Vitamin D deficiency is common and various supplementations regimens are in use. The purpose of this audit was to compare the efficacy of two short-term colecalciferol loading regimens in treating Vitamin D deficiency. Sixty-four consecutive patients with serum 25OH VitaminD ≤30 nmol/L were assigned to 12 or 16 weeks treatment with 40,000 IU colecalciferol orally once a week. The main endpoint was to identify which duration of treatment is adequate for achievement of sufficiency (serum 25OH VitaminD ≥75 nmol/L). We also looked at the relationship between the change in 25OHVitaminD levels with body mass index(BMI), pre-treatment 25OHVitaminD and corrected calcium. In the group treated for 12 weeks (n=22) there was a mean increment of 25OHVitaminD of 74.82±20.79 nmol/L with a final 25OHVitaminD of 95.77±20.35 nmol/L. In the group treated for 16 weeks (n=35) the 25OH VitaminD increment was 76.29±29.87 nmol/L with a final level of 96.00±28.22 nmol/L. There was no statistical difference in the increment or post-treatment 25OHVitaminD achieved between the two groups (P 0.83 and P 0.97 respectively). Additionally, there was no difference in the proportion of patients who reached sufficiency (n=18, 81.8% in the 12 week treatment vs n=28, 80% in the 16 week treatment group, P 0.71). Overall there was a negative correlation between the increment in 25OHVitaminD and BMI (r −0.277, P 0.04) and the increment in 25OHVitaminD and the pre-treatment 25OH VitaminD (r −0.315, P 0.017). Serum corrected calcium post-treatment significantly increased compared with the pre-treatment levels (2.24±0.01 versus 2.19±0.06, P 0.003). We conclude that a 12 week course of 40,000IU colecalciferol weekly corrects Vitamin D deficiency in the majority of patients, with no additional benefit in extending the loading course to 16 weeks. It seems that Vitamin D deficient overweight and obese patients would require higher doses to achieve sufficiency.
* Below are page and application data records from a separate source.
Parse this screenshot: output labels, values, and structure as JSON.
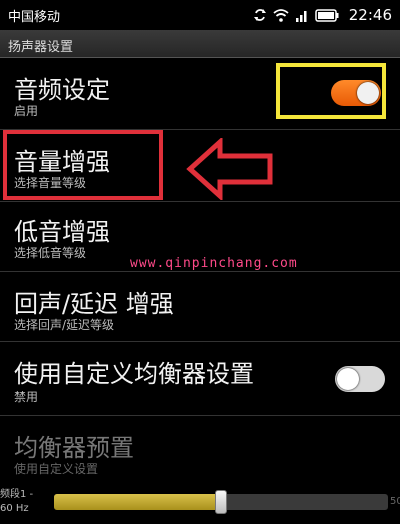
{
  "status_bar": {
    "carrier": "中国移动",
    "time": "22:46",
    "icons": [
      "sync-icon",
      "wifi-icon",
      "signal-icon",
      "battery-icon"
    ]
  },
  "header": {
    "title": "扬声器设置"
  },
  "settings": [
    {
      "title": "音频设定",
      "subtitle": "启用",
      "toggle": "on"
    },
    {
      "title": "音量增强",
      "subtitle": "选择音量等级"
    },
    {
      "title": "低音增强",
      "subtitle": "选择低音等级"
    },
    {
      "title": "回声/延迟 增强",
      "subtitle": "选择回声/延迟等级"
    },
    {
      "title": "使用自定义均衡器设置",
      "subtitle": "禁用",
      "toggle": "off"
    },
    {
      "title": "均衡器预置",
      "subtitle": "使用自定义设置",
      "disabled": true
    }
  ],
  "slider": {
    "band_label_line1": "频段1 -",
    "band_label_line2": "60 Hz",
    "end_label": "50",
    "value_fraction": 0.5
  },
  "watermark": "www.qinpinchang.com",
  "colors": {
    "toggle_on": "#f26b12",
    "annotation_yellow": "#f5e63a",
    "annotation_red": "#e0303a",
    "slider_fill": "#c0a832"
  }
}
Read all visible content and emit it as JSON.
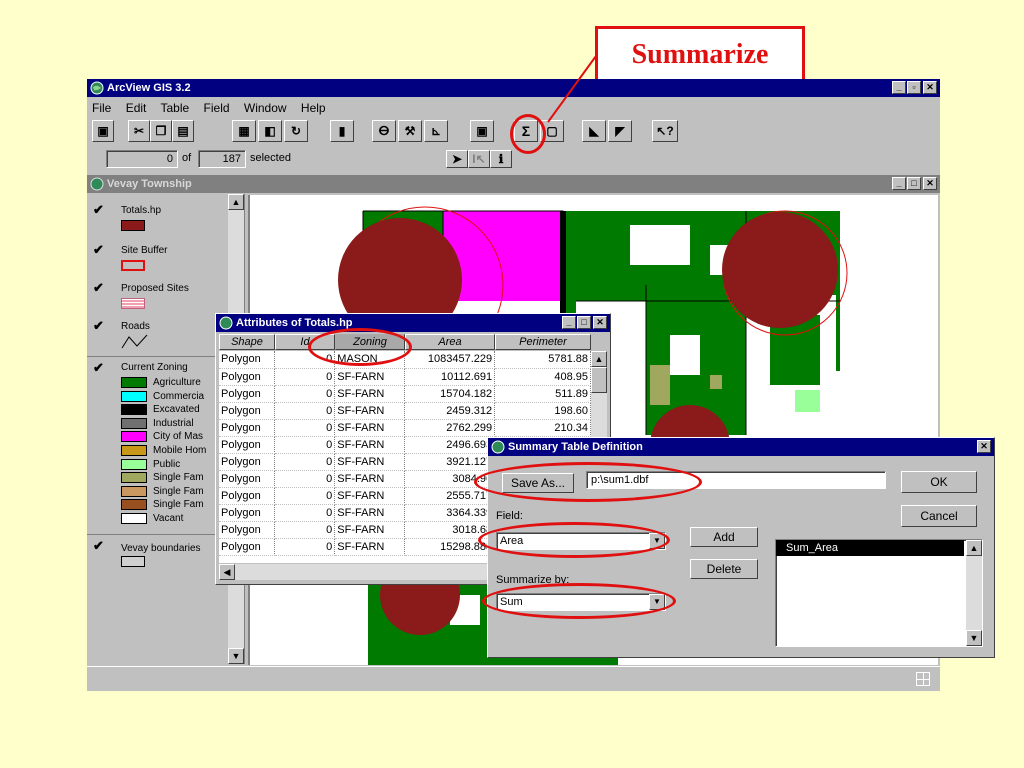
{
  "callout": {
    "label": "Summarize"
  },
  "app": {
    "title": "ArcView GIS 3.2"
  },
  "menu": [
    "File",
    "Edit",
    "Table",
    "Field",
    "Window",
    "Help"
  ],
  "toolbar": {
    "sigma": "Σ"
  },
  "selection": {
    "selected_count": "0",
    "of_label": "of",
    "total_count": "187",
    "selected_label": "selected"
  },
  "view": {
    "title": "Vevay Township"
  },
  "legend": [
    {
      "label": "Totals.hp"
    },
    {
      "label": "Site Buffer"
    },
    {
      "label": "Proposed Sites"
    },
    {
      "label": "Roads"
    },
    {
      "label": "Current Zoning",
      "classes": [
        {
          "label": "Agriculture",
          "color": "#007A00"
        },
        {
          "label": "Commercia",
          "color": "#00FFFF"
        },
        {
          "label": "Excavated",
          "color": "#000000"
        },
        {
          "label": "Industrial",
          "color": "#707070"
        },
        {
          "label": "City of Mas",
          "color": "#FF00FF"
        },
        {
          "label": "Mobile Hom",
          "color": "#C89818"
        },
        {
          "label": "Public",
          "color": "#99FF99"
        },
        {
          "label": "Single Fam",
          "color": "#A0A860"
        },
        {
          "label": "Single Fam",
          "color": "#C89860"
        },
        {
          "label": "Single Fam",
          "color": "#985020"
        },
        {
          "label": "Vacant",
          "color": "#FFFFFF"
        }
      ]
    },
    {
      "label": "Vevay boundaries"
    }
  ],
  "attributes": {
    "title": "Attributes of Totals.hp",
    "columns": [
      "Shape",
      "Id",
      "Zoning",
      "Area",
      "Perimeter"
    ],
    "rows": [
      [
        "Polygon",
        "0",
        "MASON",
        "1083457.229",
        "5781.88"
      ],
      [
        "Polygon",
        "0",
        "SF-FARN",
        "10112.691",
        "408.95"
      ],
      [
        "Polygon",
        "0",
        "SF-FARN",
        "15704.182",
        "511.89"
      ],
      [
        "Polygon",
        "0",
        "SF-FARN",
        "2459.312",
        "198.60"
      ],
      [
        "Polygon",
        "0",
        "SF-FARN",
        "2762.299",
        "210.34"
      ],
      [
        "Polygon",
        "0",
        "SF-FARN",
        "2496.693",
        ""
      ],
      [
        "Polygon",
        "0",
        "SF-FARN",
        "3921.127",
        ""
      ],
      [
        "Polygon",
        "0",
        "SF-FARN",
        "3084.96",
        ""
      ],
      [
        "Polygon",
        "0",
        "SF-FARN",
        "2555.717",
        ""
      ],
      [
        "Polygon",
        "0",
        "SF-FARN",
        "3364.339",
        ""
      ],
      [
        "Polygon",
        "0",
        "SF-FARN",
        "3018.68",
        ""
      ],
      [
        "Polygon",
        "0",
        "SF-FARN",
        "15298.888",
        ""
      ]
    ]
  },
  "summary_dialog": {
    "title": "Summary Table Definition",
    "save_as_label": "Save As...",
    "file_value": "p:\\sum1.dbf",
    "ok_label": "OK",
    "cancel_label": "Cancel",
    "field_label": "Field:",
    "field_value": "Area",
    "summarize_label": "Summarize by:",
    "summarize_value": "Sum",
    "add_label": "Add",
    "delete_label": "Delete",
    "list_items": [
      "Sum_Area"
    ]
  },
  "colors": {
    "highlight": "#E01010",
    "desktop": "#FFFFCC",
    "titlebar": "#000080"
  }
}
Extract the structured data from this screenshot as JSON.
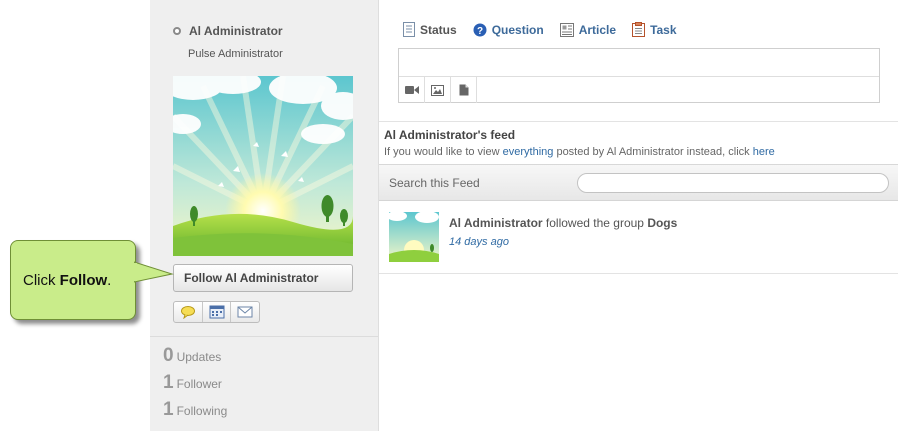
{
  "profile": {
    "name": "Al Administrator",
    "title": "Pulse Administrator",
    "follow_button": "Follow Al Administrator",
    "action_icons": [
      "speech-bubble-icon",
      "calendar-icon",
      "envelope-icon"
    ],
    "stats": [
      {
        "count": "0",
        "label": "Updates"
      },
      {
        "count": "1",
        "label": "Follower"
      },
      {
        "count": "1",
        "label": "Following"
      }
    ]
  },
  "callout": {
    "prefix": "Click ",
    "bold": "Follow",
    "suffix": "."
  },
  "composer": {
    "tabs": [
      {
        "label": "Status",
        "icon": "document-icon",
        "active": true
      },
      {
        "label": "Question",
        "icon": "question-icon",
        "active": false
      },
      {
        "label": "Article",
        "icon": "article-icon",
        "active": false
      },
      {
        "label": "Task",
        "icon": "clipboard-icon",
        "active": false
      }
    ],
    "attachments": [
      "video-icon",
      "image-icon",
      "file-icon"
    ]
  },
  "feed": {
    "title": "Al Administrator's feed",
    "subtitle_prefix": "If you would like to view ",
    "subtitle_link": "everything",
    "subtitle_middle": " posted by Al Administrator instead, click ",
    "subtitle_link2": "here",
    "search_label": "Search this Feed",
    "search_value": "",
    "items": [
      {
        "actor": "Al Administrator",
        "action": " followed the group ",
        "object": "Dogs",
        "time": "14 days ago"
      }
    ]
  },
  "colors": {
    "link": "#2f6aa3",
    "callout_bg": "#c9ec8a",
    "sidebar_bg": "#efefef"
  }
}
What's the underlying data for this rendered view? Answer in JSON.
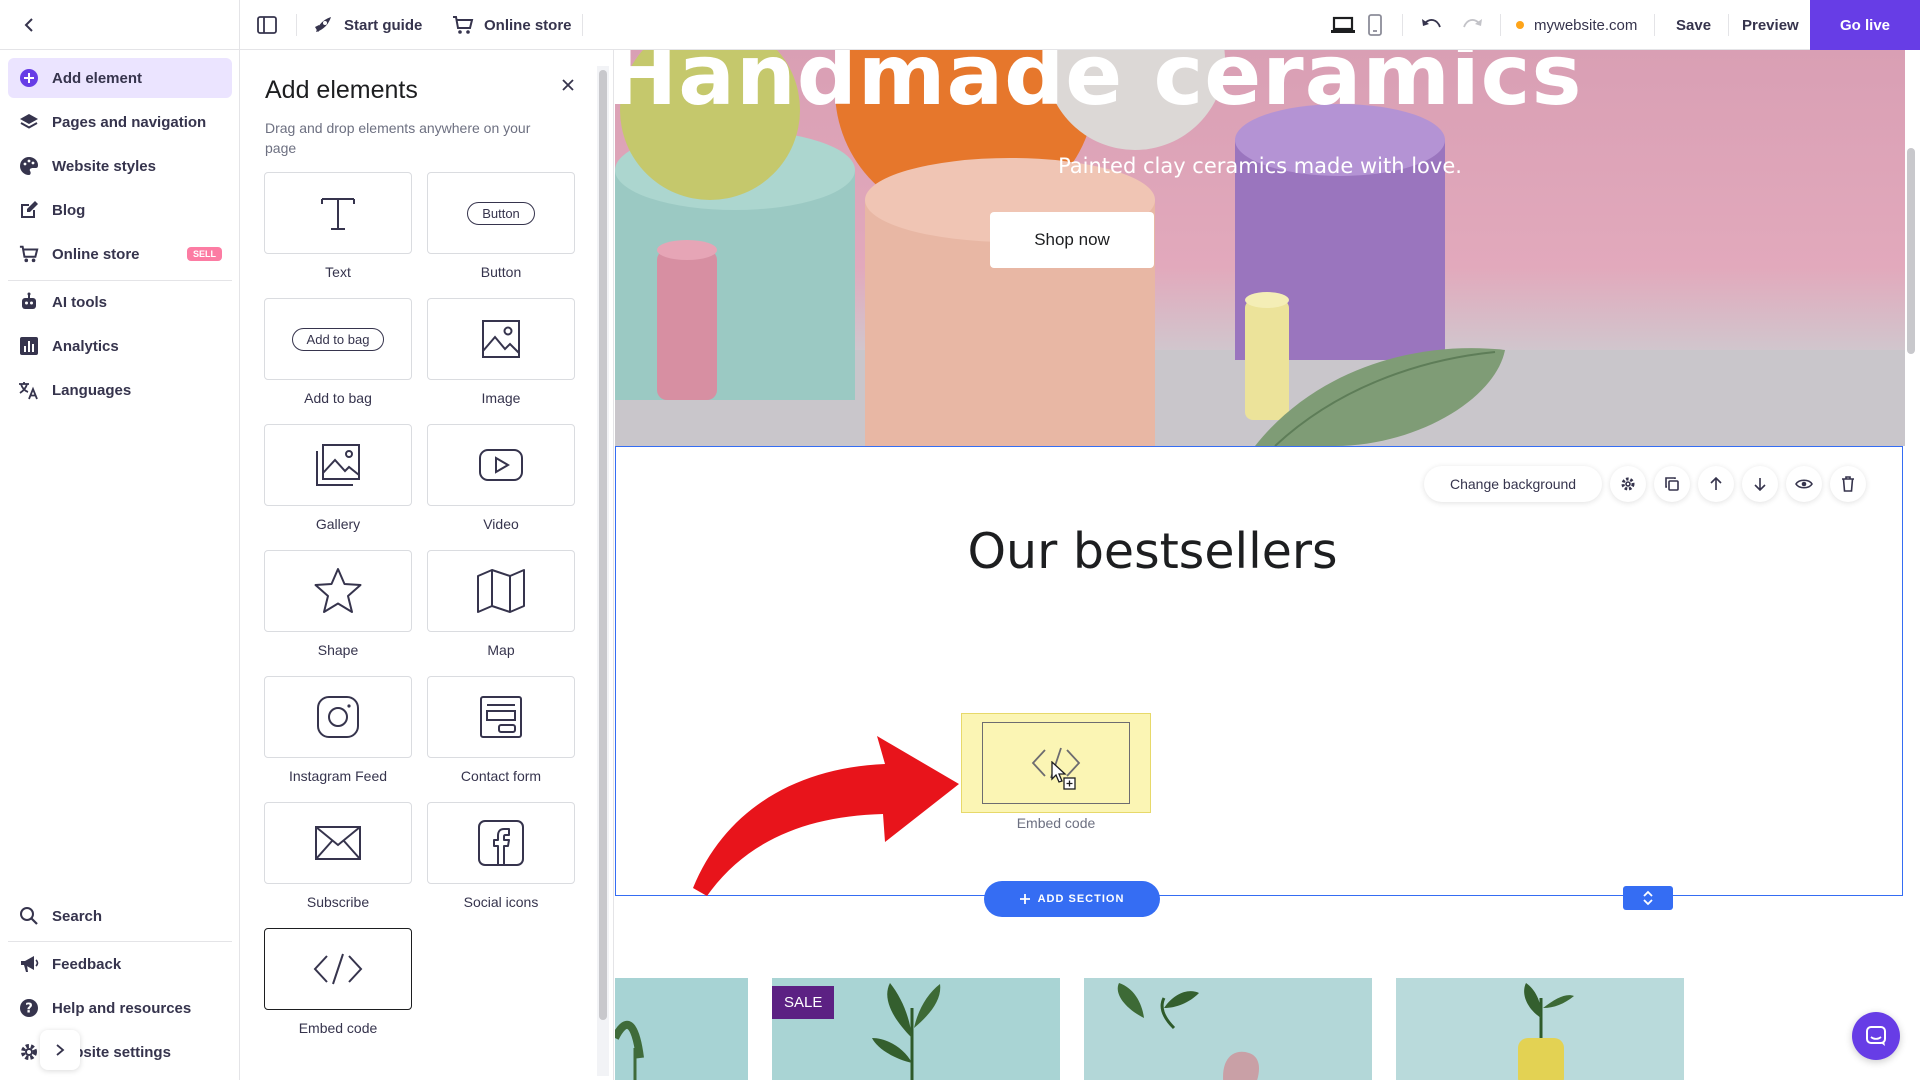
{
  "topbar": {
    "start_guide": "Start guide",
    "online_store": "Online store",
    "domain": "mywebsite.com",
    "save": "Save",
    "preview": "Preview",
    "go_live": "Go live"
  },
  "sidebar": {
    "items": [
      {
        "label": "Add element",
        "icon": "plus-circle-icon"
      },
      {
        "label": "Pages and navigation",
        "icon": "layers-icon"
      },
      {
        "label": "Website styles",
        "icon": "palette-icon"
      },
      {
        "label": "Blog",
        "icon": "edit-icon"
      },
      {
        "label": "Online store",
        "icon": "cart-icon",
        "badge": "SELL"
      },
      {
        "label": "AI tools",
        "icon": "robot-icon"
      },
      {
        "label": "Analytics",
        "icon": "chart-icon"
      },
      {
        "label": "Languages",
        "icon": "translate-icon"
      }
    ],
    "bottom": [
      {
        "label": "Search",
        "icon": "search-icon"
      },
      {
        "label": "Feedback",
        "icon": "megaphone-icon"
      },
      {
        "label": "Help and resources",
        "icon": "help-icon"
      },
      {
        "label": "Website settings",
        "icon": "gear-icon"
      }
    ]
  },
  "panel": {
    "title": "Add elements",
    "subtitle": "Drag and drop elements anywhere on your page",
    "tiles": [
      {
        "label": "Text",
        "sample": "T"
      },
      {
        "label": "Button",
        "sample": "Button"
      },
      {
        "label": "Add to bag",
        "sample": "Add to bag"
      },
      {
        "label": "Image"
      },
      {
        "label": "Gallery"
      },
      {
        "label": "Video"
      },
      {
        "label": "Shape"
      },
      {
        "label": "Map"
      },
      {
        "label": "Instagram Feed"
      },
      {
        "label": "Contact form"
      },
      {
        "label": "Subscribe"
      },
      {
        "label": "Social icons"
      },
      {
        "label": "Embed code"
      }
    ]
  },
  "hero": {
    "title": "Handmade ceramics",
    "subtitle": "Painted clay ceramics made with love.",
    "cta": "Shop now"
  },
  "section": {
    "toolbar_change_bg": "Change background",
    "title": "Our bestsellers",
    "embed_caption": "Embed code",
    "add_section": "ADD SECTION"
  },
  "products": {
    "sale_badge": "SALE"
  },
  "colors": {
    "accent": "#673de6",
    "selection_blue": "#356df3",
    "drop_yellow": "#fbf5b4",
    "arrow_red": "#e8141b"
  }
}
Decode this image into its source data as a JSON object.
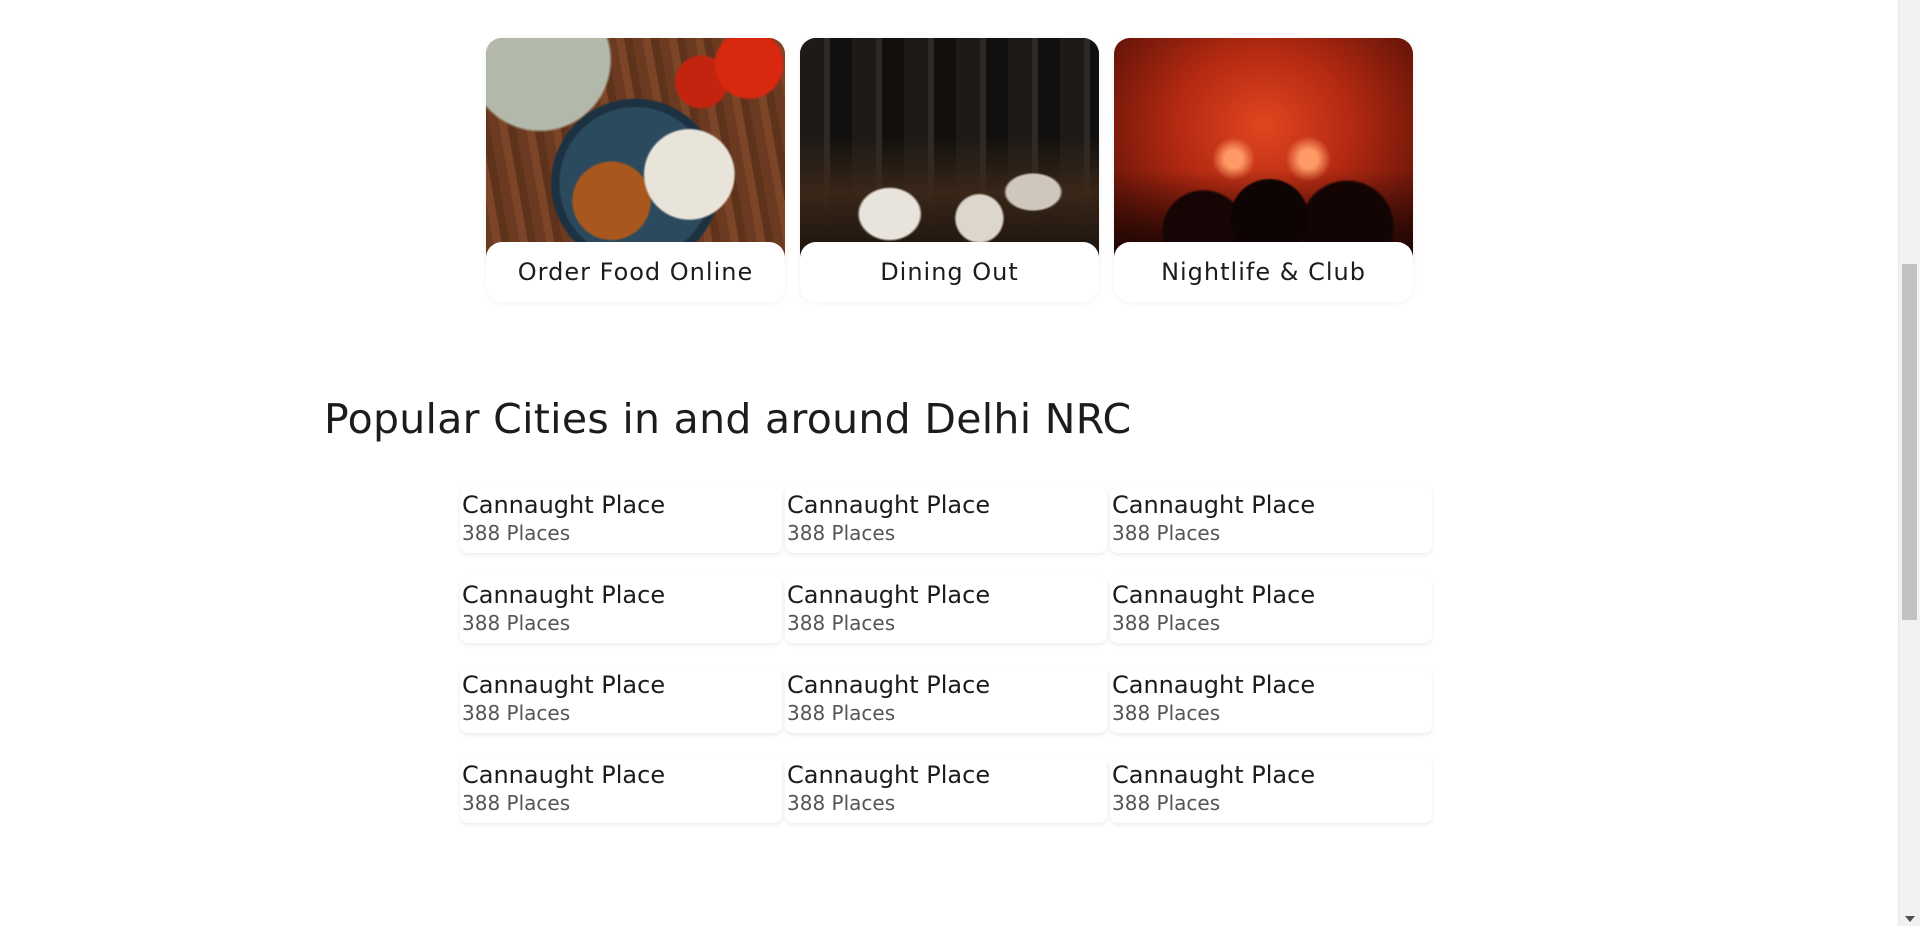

Declaration of interest: There is no conflict of interest that could be perceived as prejudicing the impartiality of the research reported.
Funding: No specific grant from any funding agency in the public, commercial or not-for-profit sector.